» MATERIAL FOR THIS TASK
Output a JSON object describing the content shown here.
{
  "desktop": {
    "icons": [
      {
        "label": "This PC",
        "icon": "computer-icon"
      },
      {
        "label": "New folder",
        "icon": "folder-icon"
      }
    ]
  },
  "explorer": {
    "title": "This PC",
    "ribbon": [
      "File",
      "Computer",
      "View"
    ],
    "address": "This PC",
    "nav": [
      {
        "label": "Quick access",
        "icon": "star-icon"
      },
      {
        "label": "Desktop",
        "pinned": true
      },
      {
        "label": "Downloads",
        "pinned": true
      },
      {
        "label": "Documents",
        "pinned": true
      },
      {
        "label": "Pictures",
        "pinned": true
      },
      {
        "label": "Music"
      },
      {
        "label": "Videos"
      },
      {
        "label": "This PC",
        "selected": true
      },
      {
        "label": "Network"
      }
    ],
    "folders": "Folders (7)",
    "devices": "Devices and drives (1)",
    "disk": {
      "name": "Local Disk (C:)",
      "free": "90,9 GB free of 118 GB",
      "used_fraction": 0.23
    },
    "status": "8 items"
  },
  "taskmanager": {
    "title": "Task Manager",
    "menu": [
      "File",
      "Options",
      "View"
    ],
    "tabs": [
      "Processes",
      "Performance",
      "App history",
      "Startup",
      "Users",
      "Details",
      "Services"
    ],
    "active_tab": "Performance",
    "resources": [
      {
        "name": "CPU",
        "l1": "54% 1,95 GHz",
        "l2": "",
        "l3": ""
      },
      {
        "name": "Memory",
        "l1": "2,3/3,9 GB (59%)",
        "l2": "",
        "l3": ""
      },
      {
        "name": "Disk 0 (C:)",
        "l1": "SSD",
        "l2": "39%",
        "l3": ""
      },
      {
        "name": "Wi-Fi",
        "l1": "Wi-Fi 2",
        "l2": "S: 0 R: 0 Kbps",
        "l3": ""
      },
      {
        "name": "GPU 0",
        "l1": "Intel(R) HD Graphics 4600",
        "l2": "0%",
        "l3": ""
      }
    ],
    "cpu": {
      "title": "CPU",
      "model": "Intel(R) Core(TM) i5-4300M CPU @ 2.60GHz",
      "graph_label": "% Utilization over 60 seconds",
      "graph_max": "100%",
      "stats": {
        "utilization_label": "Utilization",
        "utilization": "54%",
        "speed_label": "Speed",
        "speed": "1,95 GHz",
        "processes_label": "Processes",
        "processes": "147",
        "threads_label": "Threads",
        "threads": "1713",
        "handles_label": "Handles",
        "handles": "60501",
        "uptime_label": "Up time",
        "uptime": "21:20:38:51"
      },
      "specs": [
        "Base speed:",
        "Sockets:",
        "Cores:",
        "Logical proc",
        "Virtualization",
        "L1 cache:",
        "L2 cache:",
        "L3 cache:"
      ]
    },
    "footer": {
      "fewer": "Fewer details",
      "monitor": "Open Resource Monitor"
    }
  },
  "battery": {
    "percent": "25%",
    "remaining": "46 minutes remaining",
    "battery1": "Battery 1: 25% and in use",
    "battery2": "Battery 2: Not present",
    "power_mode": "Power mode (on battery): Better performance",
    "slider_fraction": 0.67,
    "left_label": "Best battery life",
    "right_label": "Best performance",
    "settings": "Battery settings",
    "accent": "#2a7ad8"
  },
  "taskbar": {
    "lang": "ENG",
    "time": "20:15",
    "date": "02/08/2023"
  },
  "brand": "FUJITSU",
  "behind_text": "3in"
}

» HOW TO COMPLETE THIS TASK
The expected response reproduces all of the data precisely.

» TASK RESULT
Output a JSON object describing the content shown here.
{
  "desktop": {
    "icons": [
      {
        "label": "This PC",
        "icon": "computer-icon"
      },
      {
        "label": "New folder",
        "icon": "folder-icon"
      }
    ]
  },
  "explorer": {
    "title": "This PC",
    "ribbon": [
      "File",
      "Computer",
      "View"
    ],
    "address": "This PC",
    "nav": [
      {
        "label": "Quick access",
        "icon": "star-icon"
      },
      {
        "label": "Desktop",
        "pinned": true
      },
      {
        "label": "Downloads",
        "pinned": true
      },
      {
        "label": "Documents",
        "pinned": true
      },
      {
        "label": "Pictures",
        "pinned": true
      },
      {
        "label": "Music"
      },
      {
        "label": "Videos"
      },
      {
        "label": "This PC",
        "selected": true
      },
      {
        "label": "Network"
      }
    ],
    "folders": "Folders (7)",
    "devices": "Devices and drives (1)",
    "disk": {
      "name": "Local Disk (C:)",
      "free": "90,9 GB free of 118 GB",
      "used_fraction": 0.23
    },
    "status": "8 items"
  },
  "taskmanager": {
    "title": "Task Manager",
    "menu": [
      "File",
      "Options",
      "View"
    ],
    "tabs": [
      "Processes",
      "Performance",
      "App history",
      "Startup",
      "Users",
      "Details",
      "Services"
    ],
    "active_tab": "Performance",
    "resources": [
      {
        "name": "CPU",
        "l1": "54% 1,95 GHz",
        "l2": "",
        "l3": ""
      },
      {
        "name": "Memory",
        "l1": "2,3/3,9 GB (59%)",
        "l2": "",
        "l3": ""
      },
      {
        "name": "Disk 0 (C:)",
        "l1": "SSD",
        "l2": "39%",
        "l3": ""
      },
      {
        "name": "Wi-Fi",
        "l1": "Wi-Fi 2",
        "l2": "S: 0 R: 0 Kbps",
        "l3": ""
      },
      {
        "name": "GPU 0",
        "l1": "Intel(R) HD Graphics 4600",
        "l2": "0%",
        "l3": ""
      }
    ],
    "cpu": {
      "title": "CPU",
      "model": "Intel(R) Core(TM) i5-4300M CPU @ 2.60GHz",
      "graph_label": "% Utilization over 60 seconds",
      "graph_max": "100%",
      "stats": {
        "utilization_label": "Utilization",
        "utilization": "54%",
        "speed_label": "Speed",
        "speed": "1,95 GHz",
        "processes_label": "Processes",
        "processes": "147",
        "threads_label": "Threads",
        "threads": "1713",
        "handles_label": "Handles",
        "handles": "60501",
        "uptime_label": "Up time",
        "uptime": "21:20:38:51"
      },
      "specs": [
        "Base speed:",
        "Sockets:",
        "Cores:",
        "Logical proc",
        "Virtualization",
        "L1 cache:",
        "L2 cache:",
        "L3 cache:"
      ]
    },
    "footer": {
      "fewer": "Fewer details",
      "monitor": "Open Resource Monitor"
    }
  },
  "battery": {
    "percent": "25%",
    "remaining": "46 minutes remaining",
    "battery1": "Battery 1: 25% and in use",
    "battery2": "Battery 2: Not present",
    "power_mode": "Power mode (on battery): Better performance",
    "slider_fraction": 0.67,
    "left_label": "Best battery life",
    "right_label": "Best performance",
    "settings": "Battery settings",
    "accent": "#2a7ad8"
  },
  "taskbar": {
    "lang": "ENG",
    "time": "20:15",
    "date": "02/08/2023"
  },
  "brand": "FUJITSU",
  "behind_text": "3in"
}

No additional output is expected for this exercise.